In Wisconsin, the termination of parental rights of only one parent at the request of the other generally cannot happen unless there is an accompanying step-parent adoption. In other words, the parental rights of a parent cannot be terminated unless there is a new parent ready and willing to step into that role. Wisconsin’s policy is that a child is entitled to have two legal parents to support them.
And, the willingness of a step-parent to adopt is not enough to trigger a termination of parental rights if the other parent does not agree. There are necessary grounds to be established for an involuntary termination of parental rights. For example, the most common ground is abandonment which is defined as a failure to visit or communicate for a period longer than three (3) months, unless good cause is shown as to why the parent failed to visit or communicate (i.e. denial or interference of periods of placement). Other grounds are failure to assume parental responsibility, abuse, incest, sexual assault, homicide or attempted homicide of the other parent and a parent who has a continuing disability.

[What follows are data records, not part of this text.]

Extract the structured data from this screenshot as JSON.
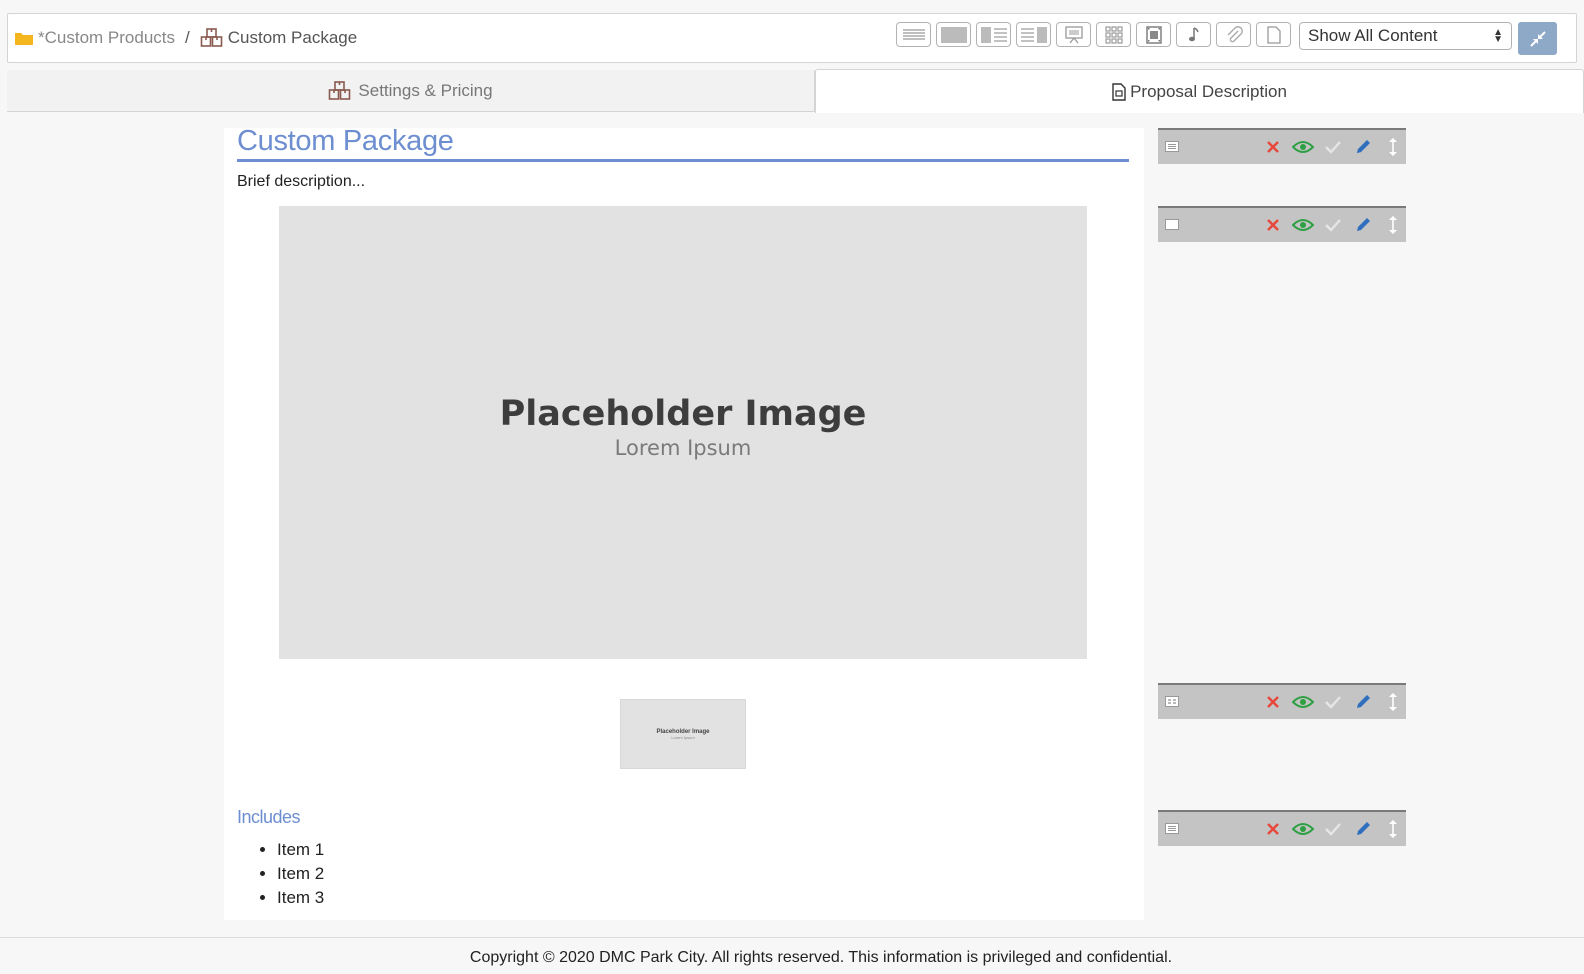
{
  "breadcrumb": {
    "parent": "*Custom Products",
    "separator": "/",
    "current": "Custom Package"
  },
  "toolbar": {
    "buttons": [
      "text-block-icon",
      "image-block-icon",
      "image-left-text-icon",
      "text-image-right-icon",
      "presentation-icon",
      "gallery-icon",
      "video-icon",
      "audio-icon",
      "attachment-icon",
      "page-icon"
    ]
  },
  "filter": {
    "selected": "Show All Content"
  },
  "tabs": {
    "settings": "Settings & Pricing",
    "proposal": "Proposal Description"
  },
  "content": {
    "title": "Custom Package",
    "brief": "Brief description...",
    "image": {
      "title": "Placeholder Image",
      "subtitle": "Lorem Ipsum"
    },
    "thumb": {
      "title": "Placeholder Image",
      "subtitle": "Lorem Ipsum"
    },
    "includes_heading": "Includes",
    "items": [
      "Item 1",
      "Item 2",
      "Item 3"
    ]
  },
  "blocks": [
    {
      "type": "text-block-icon"
    },
    {
      "type": "image-block-icon"
    },
    {
      "type": "gallery-block-icon"
    },
    {
      "type": "text-block-icon"
    }
  ],
  "colors": {
    "accent": "#6d8ed0",
    "delete": "#e8473b",
    "visible": "#2ea043",
    "edit": "#2f6fbe",
    "folder": "#f5b51d",
    "package": "#8a5a4f"
  },
  "footer": {
    "text": "Copyright © 2020 DMC Park City. All rights reserved. This information is privileged and confidential."
  }
}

Even if all of the above criteria are met, the court must then consider other factors when deciding to terminate parental rights. These factors include what is in the best interests of the child, the child’s family relationships (i.e. grandparents), the wishes of the child and whether the child can enter into a new stable family situation as a result of the termination.
Recently, a reader pointed out to us that a termination of parental rights can occur without a step-parent adoption. While this is true, it is a rare situation where there are usually extreme or exigent circumstances such as when abuse, severe neglect or a serious crime against the custodial parent or child is involved. Also, if the state is involved, as in where a parent or parents have been deemed to be unfit for an extended period of time, a termination of parental rights is sometimes granted. These are not typically situations, however, which generally impact upon divorce or family matters. We are not experts in these other types of cases and, therefore, cannot provide any further information. If you believe your situation falls under one of these categories, we encourage you to seek the advice of an experienced attorney in that area.
Permanently terminating a parent’s rights to his or her children is a serious and life-changing event for both parent and child. Frustration with your ex-spouse or an unwillingness to see your children or pay child support is not enough to trigger this most serious of actions. Under Wisconsin law, the rights of the child are paramount and a child is entitled to two legal parents. This is true regardless of the feelings of one parent towards the other and regardless if a parent has no interest in the child(ren) and/or does not want to pay child support.
Please see our other blog post on this for additional information: https://wisconsinfamilylaw.info/2016/07/12/termination-of-parental-rights-frequently-asked-questions
-Teri M Nelson